Abstract Share this page
Abstract BACKGROUND: In general surgery, the repair of abdominal wall hernias has a prominent place, and the indications and uses of meshes have increased due to better results. AIM: To compare the repair of induced abdominal wall defects with Parietex and Surgisis meshes, in direct contact with abdominal viscera (intraperitoneal mesh). METHOD: For the experiments, were used 16 female young adult rabbits. Two full thickness triangular defects of 2 cm base by 2.5 cm high were created, lateral to the linea alba, one at each side. They were repaired with rectangular meshes of 3 cm base by 3.5 cm high, on the right side with Parietex mesh (polyester/collagen-polyethylenglycol-glycerol), and on the left side with Surgisis mesh (lyophilized porcine small bowel submucosa). The evaluation included clinical-surgical findings as well as histological and immunohistochemical parameters. Eight rabbits were subjected to euthanasia after 30 days, and the eight after 60 days. RESULTS: Both meshes induced skin erosions, despite the varying levels of mesh undermining evaluated, no incisional hernia occurred. There were peritoneal adhesions to the surface of both types of meshes after 30 days and in a lower extent and intensity after 60 days. Meshes' shrinking correspond to 1/3 of the original size and Parietex caused less inflammatory process at the histologic evaluation. Deposition of collagen type I presented no significant difference between the meshes, but deposition of collagen type III was more intense after 60 days, in both groups. Regarding collagen's rearrangement, the production of MMP8 was higher on Parietex after 30 days, and MMP13 enzyme was increased after 60 days, in both meshes (significant only for Parietex). CONCLUSION: Both meshes were efficient in the correction of abdominal wall defects, and with similar results, but Parietex presented less inflammatory process and greater amount of matrix-metalloproteinases MMP8 and MMP13 than Surgisis.

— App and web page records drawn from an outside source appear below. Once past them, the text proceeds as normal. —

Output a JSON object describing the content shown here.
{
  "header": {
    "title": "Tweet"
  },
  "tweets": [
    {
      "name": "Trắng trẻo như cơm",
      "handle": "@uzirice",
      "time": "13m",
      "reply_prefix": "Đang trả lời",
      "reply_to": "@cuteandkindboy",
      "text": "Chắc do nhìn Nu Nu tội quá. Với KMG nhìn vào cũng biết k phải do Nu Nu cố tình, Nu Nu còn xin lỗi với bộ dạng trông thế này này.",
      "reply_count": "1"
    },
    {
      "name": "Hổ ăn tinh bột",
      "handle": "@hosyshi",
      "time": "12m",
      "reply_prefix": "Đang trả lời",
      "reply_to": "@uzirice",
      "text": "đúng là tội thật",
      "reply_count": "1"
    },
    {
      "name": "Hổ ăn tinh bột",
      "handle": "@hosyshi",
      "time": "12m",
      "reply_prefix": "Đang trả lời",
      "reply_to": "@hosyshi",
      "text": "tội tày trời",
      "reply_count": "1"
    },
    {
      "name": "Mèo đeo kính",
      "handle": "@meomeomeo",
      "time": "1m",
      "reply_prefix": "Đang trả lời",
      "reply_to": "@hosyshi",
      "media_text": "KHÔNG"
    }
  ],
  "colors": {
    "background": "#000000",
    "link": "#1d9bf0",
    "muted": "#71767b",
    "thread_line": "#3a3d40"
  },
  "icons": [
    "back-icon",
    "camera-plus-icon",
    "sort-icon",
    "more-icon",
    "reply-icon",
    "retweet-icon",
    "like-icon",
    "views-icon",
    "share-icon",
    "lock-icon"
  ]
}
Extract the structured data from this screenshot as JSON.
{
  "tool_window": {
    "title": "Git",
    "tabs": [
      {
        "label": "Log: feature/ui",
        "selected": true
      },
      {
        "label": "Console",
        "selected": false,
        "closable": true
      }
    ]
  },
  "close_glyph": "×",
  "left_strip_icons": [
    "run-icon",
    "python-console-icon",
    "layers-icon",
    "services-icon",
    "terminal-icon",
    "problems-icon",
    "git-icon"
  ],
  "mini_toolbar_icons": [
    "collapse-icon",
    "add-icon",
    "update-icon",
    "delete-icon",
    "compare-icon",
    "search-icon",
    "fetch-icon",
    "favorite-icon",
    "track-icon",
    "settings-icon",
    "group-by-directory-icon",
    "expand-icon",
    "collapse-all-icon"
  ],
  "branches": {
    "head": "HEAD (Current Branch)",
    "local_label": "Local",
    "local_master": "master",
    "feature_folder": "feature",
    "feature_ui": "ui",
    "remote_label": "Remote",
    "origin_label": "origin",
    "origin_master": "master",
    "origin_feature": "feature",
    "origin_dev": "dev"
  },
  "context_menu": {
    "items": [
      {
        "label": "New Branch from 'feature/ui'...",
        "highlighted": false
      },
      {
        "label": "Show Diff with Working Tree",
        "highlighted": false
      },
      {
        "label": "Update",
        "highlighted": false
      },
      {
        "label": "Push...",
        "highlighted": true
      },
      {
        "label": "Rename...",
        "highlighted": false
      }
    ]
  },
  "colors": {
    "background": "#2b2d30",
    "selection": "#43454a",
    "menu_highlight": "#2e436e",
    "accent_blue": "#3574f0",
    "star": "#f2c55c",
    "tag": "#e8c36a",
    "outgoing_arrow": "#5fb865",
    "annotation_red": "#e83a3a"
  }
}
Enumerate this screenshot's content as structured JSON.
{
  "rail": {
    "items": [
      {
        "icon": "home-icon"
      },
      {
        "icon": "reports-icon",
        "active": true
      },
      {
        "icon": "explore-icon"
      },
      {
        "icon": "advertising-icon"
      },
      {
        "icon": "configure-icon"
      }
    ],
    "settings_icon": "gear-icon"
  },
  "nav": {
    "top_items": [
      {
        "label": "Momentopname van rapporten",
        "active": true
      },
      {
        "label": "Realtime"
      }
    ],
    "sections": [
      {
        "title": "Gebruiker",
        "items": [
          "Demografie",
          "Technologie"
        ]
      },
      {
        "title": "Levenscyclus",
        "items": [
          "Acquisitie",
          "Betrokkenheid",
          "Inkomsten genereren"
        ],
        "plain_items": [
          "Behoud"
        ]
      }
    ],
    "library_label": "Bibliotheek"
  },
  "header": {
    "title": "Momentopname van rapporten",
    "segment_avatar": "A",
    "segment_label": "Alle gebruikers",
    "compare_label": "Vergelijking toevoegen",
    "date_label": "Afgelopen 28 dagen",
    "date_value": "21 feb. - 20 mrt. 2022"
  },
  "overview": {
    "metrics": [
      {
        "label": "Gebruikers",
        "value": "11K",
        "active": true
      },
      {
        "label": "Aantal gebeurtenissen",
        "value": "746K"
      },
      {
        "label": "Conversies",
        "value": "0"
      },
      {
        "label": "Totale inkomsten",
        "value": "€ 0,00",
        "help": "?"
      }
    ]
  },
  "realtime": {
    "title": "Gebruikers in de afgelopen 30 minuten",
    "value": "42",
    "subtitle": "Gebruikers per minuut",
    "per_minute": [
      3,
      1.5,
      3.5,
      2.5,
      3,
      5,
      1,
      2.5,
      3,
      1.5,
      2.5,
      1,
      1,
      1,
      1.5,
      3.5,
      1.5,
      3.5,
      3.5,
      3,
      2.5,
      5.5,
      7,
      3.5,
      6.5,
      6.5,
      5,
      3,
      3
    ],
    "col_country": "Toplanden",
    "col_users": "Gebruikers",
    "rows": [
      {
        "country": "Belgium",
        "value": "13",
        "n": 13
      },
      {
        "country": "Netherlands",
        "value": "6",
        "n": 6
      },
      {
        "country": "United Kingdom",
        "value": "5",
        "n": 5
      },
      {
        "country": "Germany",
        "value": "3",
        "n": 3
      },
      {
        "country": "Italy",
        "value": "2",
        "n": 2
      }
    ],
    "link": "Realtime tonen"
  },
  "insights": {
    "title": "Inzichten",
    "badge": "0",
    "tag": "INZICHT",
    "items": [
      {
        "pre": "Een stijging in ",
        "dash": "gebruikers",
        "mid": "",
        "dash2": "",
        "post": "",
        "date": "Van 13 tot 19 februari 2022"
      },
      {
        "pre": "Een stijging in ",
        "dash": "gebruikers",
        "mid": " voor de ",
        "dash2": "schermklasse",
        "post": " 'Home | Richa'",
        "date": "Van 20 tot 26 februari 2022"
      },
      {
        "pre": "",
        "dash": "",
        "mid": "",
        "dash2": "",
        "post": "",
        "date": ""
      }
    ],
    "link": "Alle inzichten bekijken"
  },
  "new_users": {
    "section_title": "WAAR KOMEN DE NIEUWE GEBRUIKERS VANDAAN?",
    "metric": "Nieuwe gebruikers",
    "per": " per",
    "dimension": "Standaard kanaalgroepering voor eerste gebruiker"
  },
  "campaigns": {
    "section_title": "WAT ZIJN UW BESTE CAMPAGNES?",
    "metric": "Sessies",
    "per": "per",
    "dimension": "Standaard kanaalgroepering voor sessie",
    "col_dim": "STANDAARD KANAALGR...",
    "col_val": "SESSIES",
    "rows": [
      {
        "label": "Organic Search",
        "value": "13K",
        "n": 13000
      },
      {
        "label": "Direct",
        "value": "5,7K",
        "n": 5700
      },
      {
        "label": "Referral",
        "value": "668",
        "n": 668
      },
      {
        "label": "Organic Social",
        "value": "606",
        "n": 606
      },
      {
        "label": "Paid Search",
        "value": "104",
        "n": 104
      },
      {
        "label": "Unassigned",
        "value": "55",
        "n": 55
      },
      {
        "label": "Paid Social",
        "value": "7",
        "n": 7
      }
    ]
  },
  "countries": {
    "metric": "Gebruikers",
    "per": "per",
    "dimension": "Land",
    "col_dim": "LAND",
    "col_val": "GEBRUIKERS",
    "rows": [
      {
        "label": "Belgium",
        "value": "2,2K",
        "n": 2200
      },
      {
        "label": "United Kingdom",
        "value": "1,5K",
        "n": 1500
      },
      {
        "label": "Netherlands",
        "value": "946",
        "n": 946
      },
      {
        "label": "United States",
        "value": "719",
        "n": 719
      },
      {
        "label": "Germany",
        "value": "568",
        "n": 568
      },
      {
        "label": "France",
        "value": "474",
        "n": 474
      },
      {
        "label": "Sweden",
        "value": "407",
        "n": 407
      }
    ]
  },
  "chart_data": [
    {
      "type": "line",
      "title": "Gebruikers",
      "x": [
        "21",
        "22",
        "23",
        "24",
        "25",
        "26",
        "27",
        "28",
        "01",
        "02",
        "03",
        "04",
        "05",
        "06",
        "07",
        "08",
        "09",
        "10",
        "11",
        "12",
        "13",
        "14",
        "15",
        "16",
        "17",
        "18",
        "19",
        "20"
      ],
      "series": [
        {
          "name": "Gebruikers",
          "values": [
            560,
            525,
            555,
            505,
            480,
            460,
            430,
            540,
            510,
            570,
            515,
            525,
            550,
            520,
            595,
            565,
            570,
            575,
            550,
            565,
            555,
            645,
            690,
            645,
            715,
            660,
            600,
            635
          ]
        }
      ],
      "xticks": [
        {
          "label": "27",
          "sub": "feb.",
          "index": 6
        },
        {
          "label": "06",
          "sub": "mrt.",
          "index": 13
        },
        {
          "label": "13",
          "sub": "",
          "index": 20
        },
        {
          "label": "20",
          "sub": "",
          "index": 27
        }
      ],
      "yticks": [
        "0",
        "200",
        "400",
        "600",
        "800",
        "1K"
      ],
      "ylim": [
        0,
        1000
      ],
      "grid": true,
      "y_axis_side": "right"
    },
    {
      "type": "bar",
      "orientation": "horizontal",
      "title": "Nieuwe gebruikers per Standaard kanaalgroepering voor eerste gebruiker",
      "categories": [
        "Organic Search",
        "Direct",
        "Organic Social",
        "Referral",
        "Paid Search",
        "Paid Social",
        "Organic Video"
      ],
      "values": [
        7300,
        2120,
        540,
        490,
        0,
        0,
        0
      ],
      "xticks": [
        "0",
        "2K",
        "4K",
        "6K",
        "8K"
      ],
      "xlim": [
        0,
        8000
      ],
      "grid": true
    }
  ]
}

This article was published in Arq Gastroenterol
and referenced in Anatomy & Physiology: Current Research